Anyone who’s ever dozed in the middle of a concerto will appreciate the sweet sound of this news: A composer has created a piece for doing just that.
British artist Max Richter has written an eight-hour “lullaby” called “SLEEP.” The piece is not only meant to facilitate slumber, but the premiere audience is set to listen from the comfort of actual beds. The performance will take place in Berlin this September, and will last from midnight until 8 a.m.
For those who can’t make it to Germany, an eight-hour digital version was released on September 4, 2015. It will be the longest piece of classical music ever recorded and the piece itself is the longest single piece of classical music ever written. An hour-long adaptation will also be released, should someone wish to have a conscious experience engaging with the music.
“SLEEP” is scored for piano, strings, vocals and electronics. While writing it, Richter consulted with American neuroscientist David Eagleman to learn about how the brain functions during sleep.
In a teaser for the piece on YouTube, Richter says, “It’s a piece of nighttime music and I’m hoping people will actually sleep through it.” He goes on to describe it as “an eight hour place to rest.”

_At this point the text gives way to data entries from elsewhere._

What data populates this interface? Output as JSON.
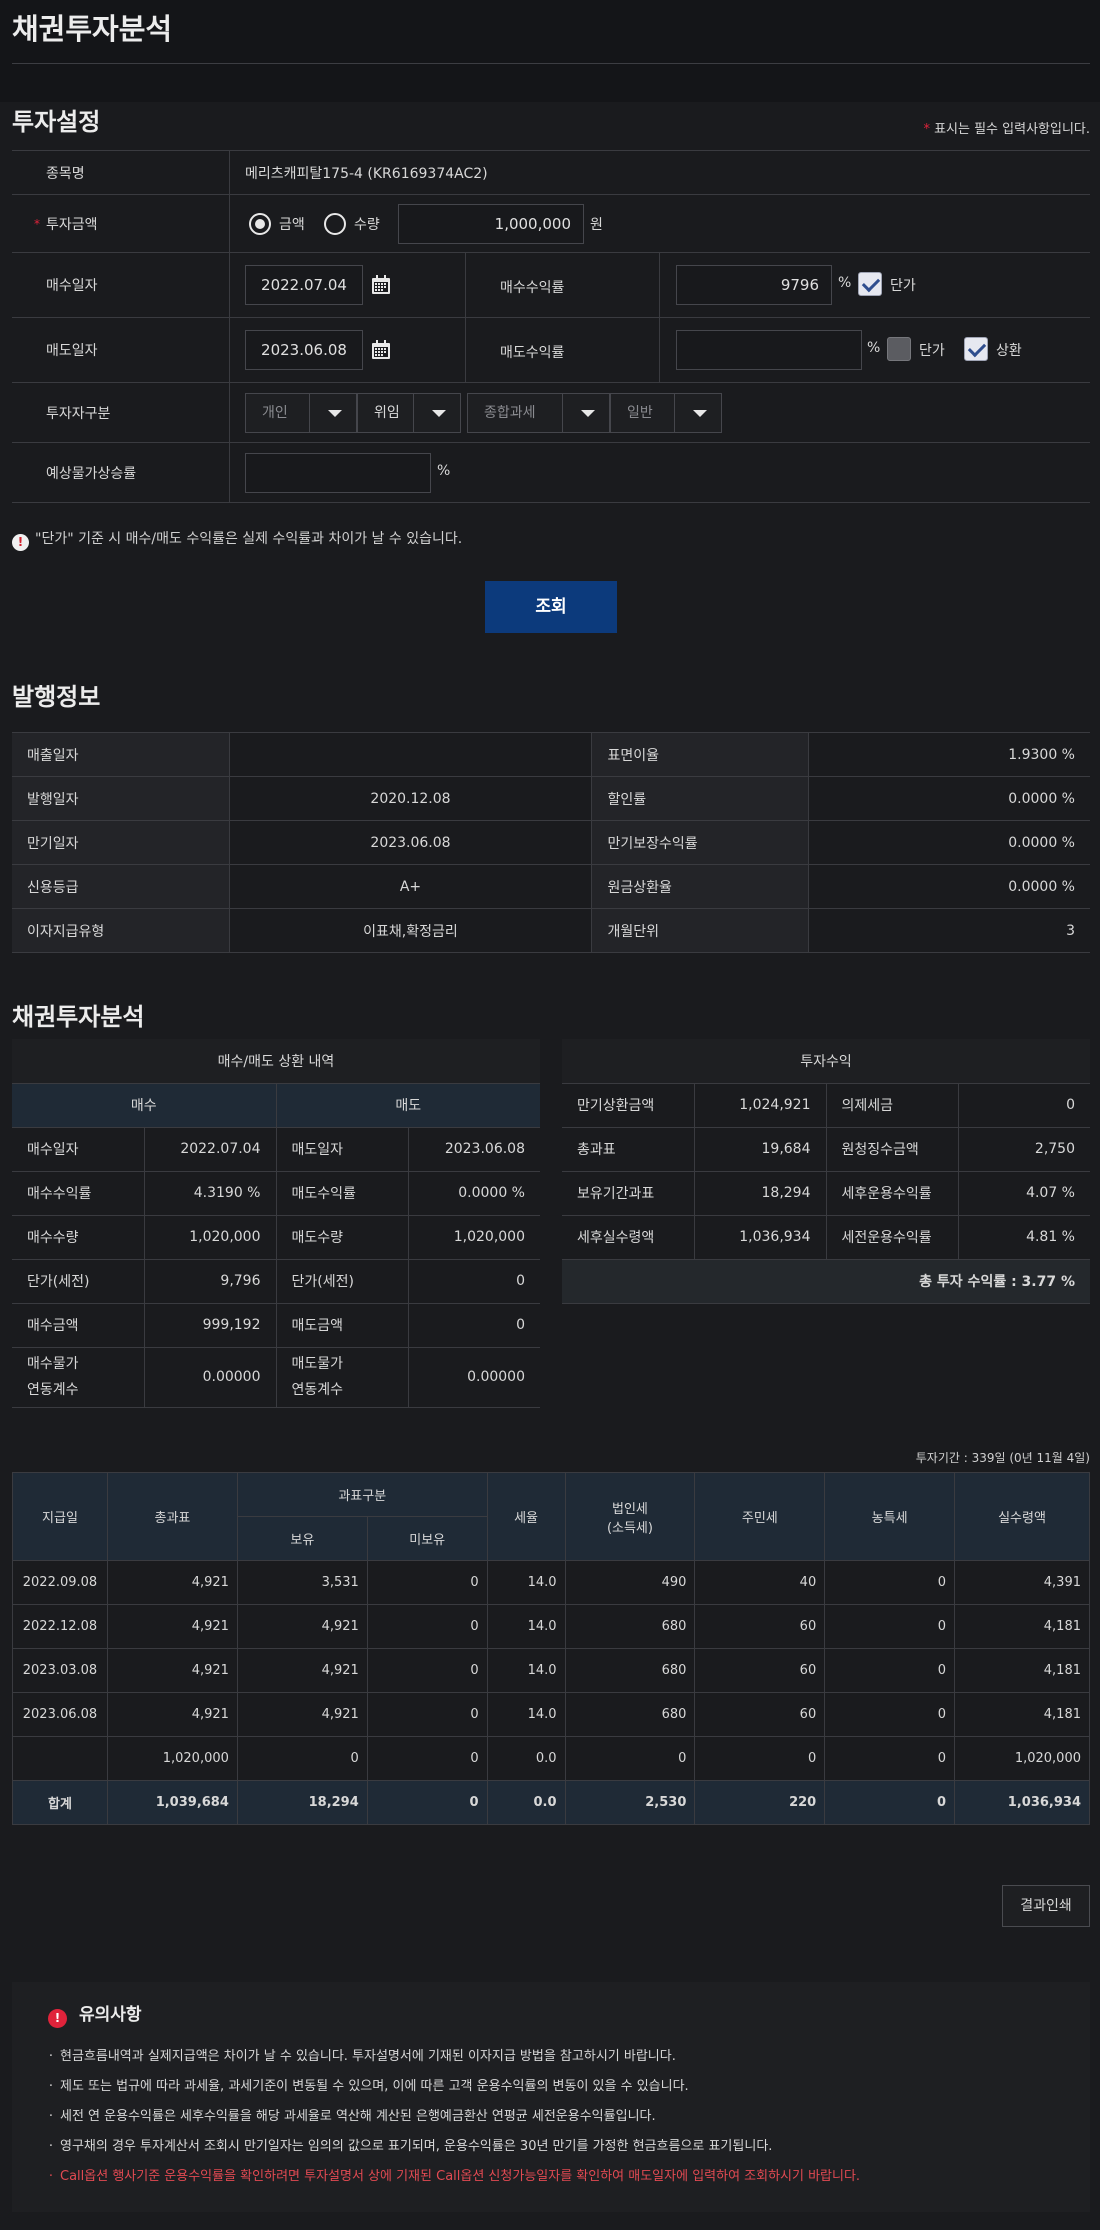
{
  "page_title": "채권투자분석",
  "settings": {
    "title": "투자설정",
    "required_note": "표시는 필수 입력사항입니다.",
    "rows": {
      "bond_name_label": "종목명",
      "bond_name_value": "메리츠캐피탈175-4 (KR6169374AC2)",
      "amount_label": "투자금액",
      "amount_radio_1": "금액",
      "amount_radio_2": "수량",
      "amount_value": "1,000,000",
      "amount_unit": "원",
      "buy_date_label": "매수일자",
      "buy_date_value": "2022.07.04",
      "buy_yield_label": "매수수익률",
      "buy_yield_value": "9796",
      "buy_yield_unit": "%",
      "buy_price_check_label": "단가",
      "sell_date_label": "매도일자",
      "sell_date_value": "2023.06.08",
      "sell_yield_label": "매도수익률",
      "sell_yield_value": "",
      "sell_yield_unit": "%",
      "sell_price_check_label": "단가",
      "redeem_check_label": "상환",
      "investor_label": "투자자구분",
      "investor_opts": [
        "개인",
        "위임",
        "종합과세",
        "일반"
      ],
      "inflation_label": "예상물가상승률",
      "inflation_value": "",
      "inflation_unit": "%"
    },
    "warning": "\"단가\" 기준 시 매수/매도 수익률은 실제 수익률과 차이가 날 수 있습니다.",
    "search_button": "조회"
  },
  "issue": {
    "title": "발행정보",
    "rows": [
      [
        "매출일자",
        "",
        "표면이율",
        "1.9300 %"
      ],
      [
        "발행일자",
        "2020.12.08",
        "할인률",
        "0.0000 %"
      ],
      [
        "만기일자",
        "2023.06.08",
        "만기보장수익률",
        "0.0000 %"
      ],
      [
        "신용등급",
        "A+",
        "원금상환율",
        "0.0000 %"
      ],
      [
        "이자지급유형",
        "이표채,확정금리",
        "개월단위",
        "3"
      ]
    ]
  },
  "analysis": {
    "title": "채권투자분석",
    "left_header": "매수/매도 상환 내역",
    "buy_header": "매수",
    "sell_header": "매도",
    "left_rows": [
      [
        "매수일자",
        "2022.07.04",
        "매도일자",
        "2023.06.08"
      ],
      [
        "매수수익률",
        "4.3190 %",
        "매도수익률",
        "0.0000 %"
      ],
      [
        "매수수량",
        "1,020,000",
        "매도수량",
        "1,020,000"
      ],
      [
        "단가(세전)",
        "9,796",
        "단가(세전)",
        "0"
      ],
      [
        "매수금액",
        "999,192",
        "매도금액",
        "0"
      ],
      [
        "매수물가\n연동계수",
        "0.00000",
        "매도물가\n연동계수",
        "0.00000"
      ]
    ],
    "right_header": "투자수익",
    "right_rows": [
      [
        "만기상환금액",
        "1,024,921",
        "의제세금",
        "0"
      ],
      [
        "총과표",
        "19,684",
        "원청징수금액",
        "2,750"
      ],
      [
        "보유기간과표",
        "18,294",
        "세후운용수익률",
        "4.07 %"
      ],
      [
        "세후실수령액",
        "1,036,934",
        "세전운용수익률",
        "4.81 %"
      ]
    ],
    "total_yield": "총 투자 수익률 : 3.77 %"
  },
  "cashflow": {
    "period": "투자기간 : 339일 (0년 11월 4일)",
    "headers": {
      "date": "지급일",
      "total": "총과표",
      "tax_group": "과표구분",
      "own": "보유",
      "not_own": "미보유",
      "rate": "세율",
      "corp_tax": "법인세",
      "corp_tax_sub": "(소득세)",
      "resident": "주민세",
      "farm": "농특세",
      "net": "실수령액"
    },
    "rows": [
      [
        "2022.09.08",
        "4,921",
        "3,531",
        "0",
        "14.0",
        "490",
        "40",
        "0",
        "4,391"
      ],
      [
        "2022.12.08",
        "4,921",
        "4,921",
        "0",
        "14.0",
        "680",
        "60",
        "0",
        "4,181"
      ],
      [
        "2023.03.08",
        "4,921",
        "4,921",
        "0",
        "14.0",
        "680",
        "60",
        "0",
        "4,181"
      ],
      [
        "2023.06.08",
        "4,921",
        "4,921",
        "0",
        "14.0",
        "680",
        "60",
        "0",
        "4,181"
      ],
      [
        "",
        "1,020,000",
        "0",
        "0",
        "0.0",
        "0",
        "0",
        "0",
        "1,020,000"
      ]
    ],
    "sum": [
      "합계",
      "1,039,684",
      "18,294",
      "0",
      "0.0",
      "2,530",
      "220",
      "0",
      "1,036,934"
    ]
  },
  "print_button": "결과인쇄",
  "notice": {
    "title": "유의사항",
    "items": [
      "현금흐름내역과 실제지급액은 차이가 날 수 있습니다. 투자설명서에 기재된 이자지급 방법을 참고하시기 바랍니다.",
      "제도 또는 법규에 따라 과세율, 과세기준이 변동될 수 있으며, 이에 따른 고객 운용수익률의 변동이 있을 수 있습니다.",
      "세전 연 운용수익률은 세후수익률을 해당 과세율로 역산해 계산된 은행예금환산 연평균 세전운용수익률입니다.",
      "영구채의 경우 투자계산서 조회시 만기일자는 임의의 값으로 표기되며, 운용수익률은 30년 만기를 가정한 현금흐름으로 표기됩니다.",
      "Call옵션 행사기준 운용수익률을 확인하려면 투자설명서 상에 기재된 Call옵션 신청가능일자를 확인하여 매도일자에 입력하여 조회하시기 바랍니다."
    ]
  },
  "colors": {
    "accent": "#0c3a7c",
    "required": "#e0233b",
    "warning_text": "#e24a52"
  }
}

• 1960 ~ “Once Upon a Mattress” closed at Alvin Theater New York City after 460 performances
• 1971 ~ Edward Ballantine, Composer, died at the age of 84
• 1972 ~ “Fiddler on the Roof” closed at Imperial Theater New York City after 3242 performances
• 1973 ~ Betty Grable, U.S. actress, singer and World War Two pin-up girl, died. Her films included “How To Marry A Millionaire,” “Down Argentine Way” and “Tin Pan Alley.”
• 1979 ~ Sony introduced the Walkman, the first portable audio cassette player. Over the next 30 years they sold over 385 million Walkmans in cassette, CD, mini-disc and digital file versions, and were the market leaders until the arrival of Apple’s iPod and other new digital devices.
• 1984 ~ Ramiro Cortes, Composer, died at the age of 50
• 1984 ~ Epic Records set a record as two million copies of the Jacksons’ new album, Victory, were shipped to stores. It was the first time that such a large shipment had been initially sent to retailers. The LP arrived just days before Michael and his brothers started their hugely successful Victory Tour.
• 1987 ~ Michael Bennet, Choreographer of A Chorus Line, died at the age of 44
• 1992 ~ Edith Valckaert, Belgian violinist, died at the age of 42
• 1992 ~ Jose Monje, Spanish flamenco singer, died
• 1994 ~ Marion Williams, Gospel singer, died at the age of 66
• 1995 ~ “Rose Tattoo” closed at Circle in the Square New York City after 80 performances
• 2002 ~ Ray Brown, a legendary jazz bassist who played with Dizzy Gillespie,CharlieParker and his one-time wife Ella Fitzgerald in a career that spanned a half century, died in his sleep in Indianapolis. He was 75. Brown was in Indianapolis for an engagement at the Jazz Kitchen. Brown, whose fluid sound helped define the bebop era, started his career in the
• 1940s and performed during jazz’s Golden Age with Gillespie, Parker and BudPowell. He was a founder of bebop and appeared with Gillespie in the 1946 film “Jivin’ in Be-Bop.” Brown later became musical director and husband of singer Ella Fitzgerald. They divorced in the early 1950s. Ray Matthews Brown was born in Pittsburgh in 1926 and moved in 1945 to New York. While playing in Gillespie’s Big Band in 1946 and 1947, he became Fitzgerald’s music director – and, in the late 1940s, her husband. Brown played with an early edition of what became the Modern Jazz Quartet, recording with the Milt Jackson Quartet in 1951. He subsequently was a founding member of the Oscar Peterson’s Trio, which ranked among jazz’s most popular groups of the ’50s and ’60s. Among his recordings is the solo effort Something for Lester.
• 2002 ~ Experimental composer Earle Brown, whose visually elegant scores and collaborative spirit pushed traditional musical composition, died at his home in Rye, N.Y. He was 75. Brown worked with composer John Cage and became known for his graphic scores. One of their most famous works is “December 1952.” Brown believed in allowing musicians much freedom in playing his compositions, describing “December 1952” as “an activity rather than a piece by me, because of the content being supplied by the musicians.” Brown’s music was highly influential in Europe and he was repertory director of an important series of new-music recordings that included works by 49 composers from 16 countries between 1960 and 1973. He taught at Yale University, the Peabody Conservatory in Baltimore and at the Tanglewood and Aspen music festivals.